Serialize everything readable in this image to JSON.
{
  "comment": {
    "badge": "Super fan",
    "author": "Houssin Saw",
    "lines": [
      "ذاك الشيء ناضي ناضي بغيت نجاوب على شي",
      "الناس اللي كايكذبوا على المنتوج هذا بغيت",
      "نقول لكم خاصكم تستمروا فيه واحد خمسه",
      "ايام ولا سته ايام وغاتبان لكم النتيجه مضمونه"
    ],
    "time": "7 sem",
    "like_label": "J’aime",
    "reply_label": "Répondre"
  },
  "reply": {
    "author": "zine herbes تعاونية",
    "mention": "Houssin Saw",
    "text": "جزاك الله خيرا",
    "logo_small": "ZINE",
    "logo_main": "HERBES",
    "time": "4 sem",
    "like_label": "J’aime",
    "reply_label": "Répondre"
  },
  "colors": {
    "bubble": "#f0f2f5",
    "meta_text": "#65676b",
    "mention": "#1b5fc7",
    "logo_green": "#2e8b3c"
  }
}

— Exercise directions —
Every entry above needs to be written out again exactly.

— Completed exercise —
Serialize everything readable in this image to JSON.
{
  "comment": {
    "badge": "Super fan",
    "author": "Houssin Saw",
    "lines": [
      "ذاك الشيء ناضي ناضي بغيت نجاوب على شي",
      "الناس اللي كايكذبوا على المنتوج هذا بغيت",
      "نقول لكم خاصكم تستمروا فيه واحد خمسه",
      "ايام ولا سته ايام وغاتبان لكم النتيجه مضمونه"
    ],
    "time": "7 sem",
    "like_label": "J’aime",
    "reply_label": "Répondre"
  },
  "reply": {
    "author": "zine herbes تعاونية",
    "mention": "Houssin Saw",
    "text": "جزاك الله خيرا",
    "logo_small": "ZINE",
    "logo_main": "HERBES",
    "time": "4 sem",
    "like_label": "J’aime",
    "reply_label": "Répondre"
  },
  "colors": {
    "bubble": "#f0f2f5",
    "meta_text": "#65676b",
    "mention": "#1b5fc7",
    "logo_green": "#2e8b3c"
  }
}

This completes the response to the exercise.